## [Source material]
Segment Open

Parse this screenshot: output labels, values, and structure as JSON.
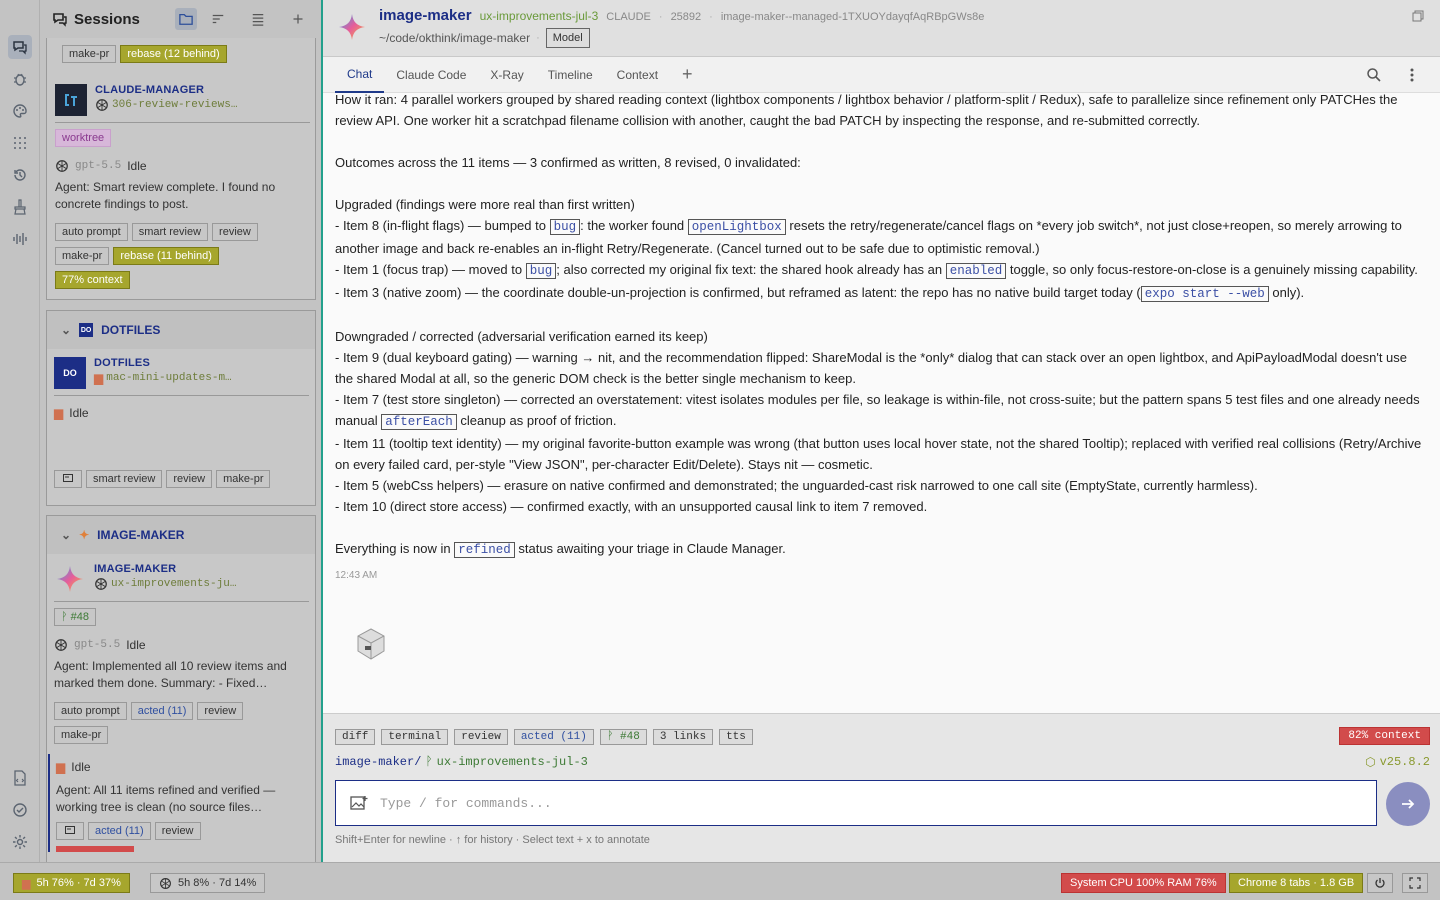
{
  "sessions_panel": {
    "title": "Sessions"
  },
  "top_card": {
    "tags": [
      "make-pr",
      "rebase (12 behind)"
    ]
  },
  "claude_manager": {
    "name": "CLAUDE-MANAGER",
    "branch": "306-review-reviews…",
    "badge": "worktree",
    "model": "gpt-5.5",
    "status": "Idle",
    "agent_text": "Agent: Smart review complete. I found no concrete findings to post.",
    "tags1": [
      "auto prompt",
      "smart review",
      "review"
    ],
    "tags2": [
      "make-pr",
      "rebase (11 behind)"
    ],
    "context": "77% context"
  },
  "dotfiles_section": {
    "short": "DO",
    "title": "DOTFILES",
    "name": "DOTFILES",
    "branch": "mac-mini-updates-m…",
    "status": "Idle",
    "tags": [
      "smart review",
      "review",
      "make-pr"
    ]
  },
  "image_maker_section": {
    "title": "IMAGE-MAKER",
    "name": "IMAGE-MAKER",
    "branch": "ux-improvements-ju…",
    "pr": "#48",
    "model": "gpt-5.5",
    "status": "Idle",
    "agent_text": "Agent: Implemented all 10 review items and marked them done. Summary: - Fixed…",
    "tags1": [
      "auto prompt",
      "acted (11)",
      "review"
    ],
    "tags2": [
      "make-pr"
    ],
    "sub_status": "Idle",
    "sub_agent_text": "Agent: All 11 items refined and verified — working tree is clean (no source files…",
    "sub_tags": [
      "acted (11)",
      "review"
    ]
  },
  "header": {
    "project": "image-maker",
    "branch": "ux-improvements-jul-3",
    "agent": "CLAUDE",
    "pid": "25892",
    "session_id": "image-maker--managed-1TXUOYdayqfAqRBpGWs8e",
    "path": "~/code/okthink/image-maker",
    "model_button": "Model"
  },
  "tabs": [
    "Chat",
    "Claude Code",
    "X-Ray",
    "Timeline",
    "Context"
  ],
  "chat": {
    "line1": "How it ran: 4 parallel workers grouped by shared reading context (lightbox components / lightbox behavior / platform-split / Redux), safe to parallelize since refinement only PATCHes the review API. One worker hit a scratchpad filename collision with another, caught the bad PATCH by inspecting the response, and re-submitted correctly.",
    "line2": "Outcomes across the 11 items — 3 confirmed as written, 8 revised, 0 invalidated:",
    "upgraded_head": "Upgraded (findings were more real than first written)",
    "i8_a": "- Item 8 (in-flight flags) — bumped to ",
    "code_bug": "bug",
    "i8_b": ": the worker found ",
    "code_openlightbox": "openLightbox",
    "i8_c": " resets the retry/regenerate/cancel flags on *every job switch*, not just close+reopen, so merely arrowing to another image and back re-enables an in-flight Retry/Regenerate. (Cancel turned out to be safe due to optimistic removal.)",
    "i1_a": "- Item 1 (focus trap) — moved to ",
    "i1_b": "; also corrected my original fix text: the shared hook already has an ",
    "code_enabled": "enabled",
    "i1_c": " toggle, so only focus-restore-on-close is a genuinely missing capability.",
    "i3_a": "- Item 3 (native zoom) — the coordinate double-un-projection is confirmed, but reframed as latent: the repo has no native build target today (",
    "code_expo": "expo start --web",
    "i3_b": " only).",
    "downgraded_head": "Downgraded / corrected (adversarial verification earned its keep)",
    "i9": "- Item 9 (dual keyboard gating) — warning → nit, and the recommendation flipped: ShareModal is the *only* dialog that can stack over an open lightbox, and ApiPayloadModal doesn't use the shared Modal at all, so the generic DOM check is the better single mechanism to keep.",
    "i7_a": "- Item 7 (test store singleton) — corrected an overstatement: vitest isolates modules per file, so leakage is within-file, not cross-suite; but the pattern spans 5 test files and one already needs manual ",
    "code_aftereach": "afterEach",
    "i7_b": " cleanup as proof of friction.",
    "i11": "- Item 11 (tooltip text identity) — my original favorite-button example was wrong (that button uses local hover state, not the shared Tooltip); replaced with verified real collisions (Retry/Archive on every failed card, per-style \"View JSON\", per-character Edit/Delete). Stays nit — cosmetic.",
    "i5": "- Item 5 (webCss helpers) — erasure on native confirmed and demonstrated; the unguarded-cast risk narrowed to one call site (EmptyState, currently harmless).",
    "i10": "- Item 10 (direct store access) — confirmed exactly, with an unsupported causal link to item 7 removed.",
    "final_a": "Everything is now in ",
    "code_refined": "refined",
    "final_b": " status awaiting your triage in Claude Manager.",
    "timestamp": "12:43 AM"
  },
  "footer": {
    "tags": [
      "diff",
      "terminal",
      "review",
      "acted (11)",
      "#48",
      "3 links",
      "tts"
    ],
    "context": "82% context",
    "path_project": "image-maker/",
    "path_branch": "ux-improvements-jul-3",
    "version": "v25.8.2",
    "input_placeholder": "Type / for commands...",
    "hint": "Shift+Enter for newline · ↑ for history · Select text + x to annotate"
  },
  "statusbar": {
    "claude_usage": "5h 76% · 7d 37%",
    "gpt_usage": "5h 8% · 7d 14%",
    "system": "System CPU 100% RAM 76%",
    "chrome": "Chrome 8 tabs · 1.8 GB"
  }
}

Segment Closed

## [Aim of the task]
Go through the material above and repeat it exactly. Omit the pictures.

## [Solved problem]
Parse this screenshot: output labels, values, and structure as JSON.
{
  "sessions_panel": {
    "title": "Sessions"
  },
  "top_card": {
    "tags": [
      "make-pr",
      "rebase (12 behind)"
    ]
  },
  "claude_manager": {
    "name": "CLAUDE-MANAGER",
    "branch": "306-review-reviews…",
    "badge": "worktree",
    "model": "gpt-5.5",
    "status": "Idle",
    "agent_text": "Agent: Smart review complete. I found no concrete findings to post.",
    "tags1": [
      "auto prompt",
      "smart review",
      "review"
    ],
    "tags2": [
      "make-pr",
      "rebase (11 behind)"
    ],
    "context": "77% context"
  },
  "dotfiles_section": {
    "short": "DO",
    "title": "DOTFILES",
    "name": "DOTFILES",
    "branch": "mac-mini-updates-m…",
    "status": "Idle",
    "tags": [
      "smart review",
      "review",
      "make-pr"
    ]
  },
  "image_maker_section": {
    "title": "IMAGE-MAKER",
    "name": "IMAGE-MAKER",
    "branch": "ux-improvements-ju…",
    "pr": "#48",
    "model": "gpt-5.5",
    "status": "Idle",
    "agent_text": "Agent: Implemented all 10 review items and marked them done. Summary: - Fixed…",
    "tags1": [
      "auto prompt",
      "acted (11)",
      "review"
    ],
    "tags2": [
      "make-pr"
    ],
    "sub_status": "Idle",
    "sub_agent_text": "Agent: All 11 items refined and verified — working tree is clean (no source files…",
    "sub_tags": [
      "acted (11)",
      "review"
    ]
  },
  "header": {
    "project": "image-maker",
    "branch": "ux-improvements-jul-3",
    "agent": "CLAUDE",
    "pid": "25892",
    "session_id": "image-maker--managed-1TXUOYdayqfAqRBpGWs8e",
    "path": "~/code/okthink/image-maker",
    "model_button": "Model"
  },
  "tabs": [
    "Chat",
    "Claude Code",
    "X-Ray",
    "Timeline",
    "Context"
  ],
  "chat": {
    "line1": "How it ran: 4 parallel workers grouped by shared reading context (lightbox components / lightbox behavior / platform-split / Redux), safe to parallelize since refinement only PATCHes the review API. One worker hit a scratchpad filename collision with another, caught the bad PATCH by inspecting the response, and re-submitted correctly.",
    "line2": "Outcomes across the 11 items — 3 confirmed as written, 8 revised, 0 invalidated:",
    "upgraded_head": "Upgraded (findings were more real than first written)",
    "i8_a": "- Item 8 (in-flight flags) — bumped to ",
    "code_bug": "bug",
    "i8_b": ": the worker found ",
    "code_openlightbox": "openLightbox",
    "i8_c": " resets the retry/regenerate/cancel flags on *every job switch*, not just close+reopen, so merely arrowing to another image and back re-enables an in-flight Retry/Regenerate. (Cancel turned out to be safe due to optimistic removal.)",
    "i1_a": "- Item 1 (focus trap) — moved to ",
    "i1_b": "; also corrected my original fix text: the shared hook already has an ",
    "code_enabled": "enabled",
    "i1_c": " toggle, so only focus-restore-on-close is a genuinely missing capability.",
    "i3_a": "- Item 3 (native zoom) — the coordinate double-un-projection is confirmed, but reframed as latent: the repo has no native build target today (",
    "code_expo": "expo start --web",
    "i3_b": " only).",
    "downgraded_head": "Downgraded / corrected (adversarial verification earned its keep)",
    "i9": "- Item 9 (dual keyboard gating) — warning → nit, and the recommendation flipped: ShareModal is the *only* dialog that can stack over an open lightbox, and ApiPayloadModal doesn't use the shared Modal at all, so the generic DOM check is the better single mechanism to keep.",
    "i7_a": "- Item 7 (test store singleton) — corrected an overstatement: vitest isolates modules per file, so leakage is within-file, not cross-suite; but the pattern spans 5 test files and one already needs manual ",
    "code_aftereach": "afterEach",
    "i7_b": " cleanup as proof of friction.",
    "i11": "- Item 11 (tooltip text identity) — my original favorite-button example was wrong (that button uses local hover state, not the shared Tooltip); replaced with verified real collisions (Retry/Archive on every failed card, per-style \"View JSON\", per-character Edit/Delete). Stays nit — cosmetic.",
    "i5": "- Item 5 (webCss helpers) — erasure on native confirmed and demonstrated; the unguarded-cast risk narrowed to one call site (EmptyState, currently harmless).",
    "i10": "- Item 10 (direct store access) — confirmed exactly, with an unsupported causal link to item 7 removed.",
    "final_a": "Everything is now in ",
    "code_refined": "refined",
    "final_b": " status awaiting your triage in Claude Manager.",
    "timestamp": "12:43 AM"
  },
  "footer": {
    "tags": [
      "diff",
      "terminal",
      "review",
      "acted (11)",
      "#48",
      "3 links",
      "tts"
    ],
    "context": "82% context",
    "path_project": "image-maker/",
    "path_branch": "ux-improvements-jul-3",
    "version": "v25.8.2",
    "input_placeholder": "Type / for commands...",
    "hint": "Shift+Enter for newline · ↑ for history · Select text + x to annotate"
  },
  "statusbar": {
    "claude_usage": "5h 76% · 7d 37%",
    "gpt_usage": "5h 8% · 7d 14%",
    "system": "System CPU 100% RAM 76%",
    "chrome": "Chrome 8 tabs · 1.8 GB"
  }
}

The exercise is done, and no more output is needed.